|International Classification||G06F7/00, G06F17/00|
|Cooperative Classification||Y10S707/99943, Y10S707/99933, G06F17/30489, G06F17/30412, G06F17/30421|
|European Classification||G06F17/30S4F9X, G06F17/30S4F9G, G06F17/30S4P4P1A|
|Jan 25, 2005||AS||Assignment|
Owner name: INTERNATIONAL BUSINESS MACHINES CORPORATION, NEW Y

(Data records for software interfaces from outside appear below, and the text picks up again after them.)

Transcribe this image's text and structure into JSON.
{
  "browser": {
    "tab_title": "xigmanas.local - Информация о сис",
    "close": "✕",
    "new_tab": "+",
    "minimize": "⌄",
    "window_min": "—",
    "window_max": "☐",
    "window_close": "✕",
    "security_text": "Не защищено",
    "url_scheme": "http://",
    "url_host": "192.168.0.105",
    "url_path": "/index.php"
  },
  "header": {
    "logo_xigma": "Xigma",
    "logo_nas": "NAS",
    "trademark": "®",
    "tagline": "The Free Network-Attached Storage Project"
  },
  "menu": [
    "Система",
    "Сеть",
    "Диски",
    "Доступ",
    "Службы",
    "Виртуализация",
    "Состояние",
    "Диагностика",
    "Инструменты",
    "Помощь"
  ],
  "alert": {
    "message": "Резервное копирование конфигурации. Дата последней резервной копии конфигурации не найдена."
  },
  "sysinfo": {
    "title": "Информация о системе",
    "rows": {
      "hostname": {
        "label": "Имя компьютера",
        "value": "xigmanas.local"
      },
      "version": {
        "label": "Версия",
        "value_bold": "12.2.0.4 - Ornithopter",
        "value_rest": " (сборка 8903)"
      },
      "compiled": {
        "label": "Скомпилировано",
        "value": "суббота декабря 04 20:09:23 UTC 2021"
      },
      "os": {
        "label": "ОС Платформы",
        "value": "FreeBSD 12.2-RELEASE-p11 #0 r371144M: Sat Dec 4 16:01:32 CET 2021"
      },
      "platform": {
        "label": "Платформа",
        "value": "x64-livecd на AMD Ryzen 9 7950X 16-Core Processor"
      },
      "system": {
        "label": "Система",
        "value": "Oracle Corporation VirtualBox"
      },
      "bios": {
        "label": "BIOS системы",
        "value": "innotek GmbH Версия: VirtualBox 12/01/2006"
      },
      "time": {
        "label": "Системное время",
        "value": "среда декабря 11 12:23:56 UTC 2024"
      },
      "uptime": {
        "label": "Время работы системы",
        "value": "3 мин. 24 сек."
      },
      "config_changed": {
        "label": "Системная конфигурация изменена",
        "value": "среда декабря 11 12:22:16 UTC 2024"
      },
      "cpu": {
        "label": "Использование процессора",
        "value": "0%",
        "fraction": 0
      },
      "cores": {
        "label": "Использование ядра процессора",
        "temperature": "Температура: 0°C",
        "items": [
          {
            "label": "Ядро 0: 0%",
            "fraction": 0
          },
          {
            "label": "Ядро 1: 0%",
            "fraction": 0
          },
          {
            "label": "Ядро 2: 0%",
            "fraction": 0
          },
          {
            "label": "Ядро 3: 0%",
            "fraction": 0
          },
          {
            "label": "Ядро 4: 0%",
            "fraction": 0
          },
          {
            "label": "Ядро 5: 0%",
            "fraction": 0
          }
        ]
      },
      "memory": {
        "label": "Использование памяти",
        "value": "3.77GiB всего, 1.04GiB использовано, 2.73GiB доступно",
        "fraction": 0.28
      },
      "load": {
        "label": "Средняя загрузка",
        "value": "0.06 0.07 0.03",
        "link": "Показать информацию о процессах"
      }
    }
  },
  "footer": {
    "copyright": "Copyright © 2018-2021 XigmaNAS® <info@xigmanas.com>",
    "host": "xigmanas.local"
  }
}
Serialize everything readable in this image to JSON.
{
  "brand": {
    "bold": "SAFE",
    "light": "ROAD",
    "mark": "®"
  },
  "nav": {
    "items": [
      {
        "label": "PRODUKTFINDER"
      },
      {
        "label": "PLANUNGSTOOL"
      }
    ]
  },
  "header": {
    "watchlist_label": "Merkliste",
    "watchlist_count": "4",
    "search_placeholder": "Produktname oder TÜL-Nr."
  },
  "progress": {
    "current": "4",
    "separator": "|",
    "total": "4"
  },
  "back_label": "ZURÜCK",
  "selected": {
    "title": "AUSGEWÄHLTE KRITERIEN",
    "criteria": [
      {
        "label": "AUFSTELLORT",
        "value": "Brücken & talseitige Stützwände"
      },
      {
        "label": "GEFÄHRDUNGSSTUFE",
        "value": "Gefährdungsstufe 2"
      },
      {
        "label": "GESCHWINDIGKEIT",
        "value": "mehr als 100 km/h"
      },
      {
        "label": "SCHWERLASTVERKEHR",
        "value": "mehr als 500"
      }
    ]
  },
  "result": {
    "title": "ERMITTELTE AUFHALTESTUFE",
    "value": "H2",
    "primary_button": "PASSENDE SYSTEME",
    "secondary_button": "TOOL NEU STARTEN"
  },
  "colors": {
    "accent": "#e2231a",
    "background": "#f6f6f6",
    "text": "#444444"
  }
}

Free format text: ASSIGNMENT OF ASSIGNORS INTEREST;ASSIGNORS:RAMSEY, MARK STEVEN;CHITGUPAKAR, MILIND;ZUZARTE, CALISTOPAUL;REEL/FRAME:015622/0054;SIGNING DATES FROM 20041208 TO 20041210
|Sep 27, 2010||REMI||Maintenance fee reminder mailed|
|Feb 20, 2011||LAPS||Lapse for failure to pay maintenance fees|
|Apr 12, 2011||FP||Expired due to failure to pay maintenance fee|
Effective date: 20110220